70. 73. 41. 111. 97 Ojaide. 37. 55. 67 Post-colonialism. 36. 89 Schippa. 23 Platz. 7. 96 Post-colonial. 13 Pieterse. 30. 30 Polanyi. 63 Sarvan. 81 Kemetic. 27. 21. 41 R Restorative. 32. (check) Watson. 18 Plato. 80. 37 Kikwete. 120. 72 Sierra Leone. 37. 28 Mbeki. 98 Kesteloot. 7. 40. 6–8. 28 Jordan. 86. 39. 72. 48 Kemet. 57 L Lacey. 41 Provenance. 122 Kortenaar. 45. 76 Hyman. 5. 68. 17 Karenga. 69 Kuhn. 75. 31. 44 . 8. 5. (ch sp) Krio. 97 Righteousness. 42. 16. 82. 128 Kola nuts. viii. 98 Lichtheim. 54. 23. 5. 53. ix. xiii. 11. 12. 88. 15. (check) O Obasanjo. 11. 26. 31. 39. 55. 57 S Said. 63 Museveni. 89 Oliver. 25. 48 Lipson. 18 Hybridity. 29 Shome. 90 Nyrere. 63 U UNESCO. 32. 56. 57 P Parkinson. 60 Oruka. 31 Moyers. 96 Sigmund. 84 Maatian principles. 27. 89 Mubarak. 137 M’Bow. 87. 14. 28. 68 Spivak. 15 Justice. 29. 34 J Jebb. 69 M Maat. xii. 47. 31. 90 Unity. 92 I Ideology. 77 Q Quintillian. 87 Isocrates. 49. 28 Propriety. 32. 31 Schwartz. 20. 46. 7. 66 Simpson. 13. 41. 34 Mokhtar. 28 Shillington. 36. 37. 31. 136 Z Zaba. 41 K Kant. 7. 3 Koroma. 39. 75. xi. 136 W Wallace. N NEPAD. 59 McKerrow. 44. 5. 137 Mudimbe. 3. 46 Spitzer. 86 Maddy. 62. 51 Kennedy. 23. 64. 50 Peden. 39. 97. 109 Obenga. 26. 50. 88. 27. xv. 1. 47. 69. 33. 47 Ke'gemni. 51 Listening.140 Index Obedience. 41 Rightness. 62. 117. 48 Ptah-hotep. 63 Poulakis. 2 Kelley. 1. 19. 111. 46. 125 T Truth. 30. 5. 24 Mathabane.
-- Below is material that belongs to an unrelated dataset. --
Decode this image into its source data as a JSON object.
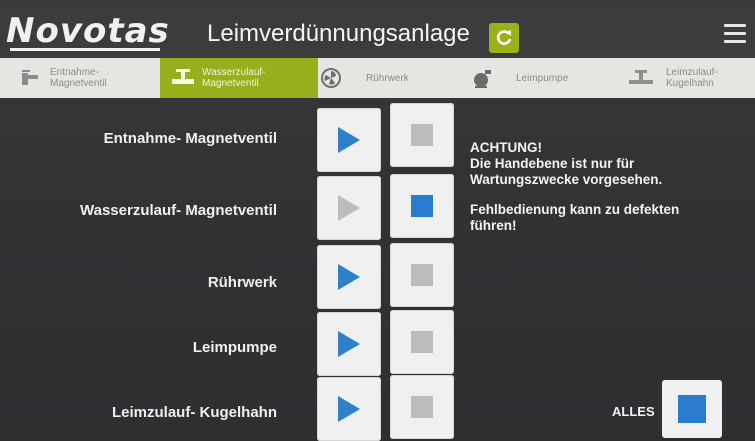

Sign up to vote on this title
UsefulNot useful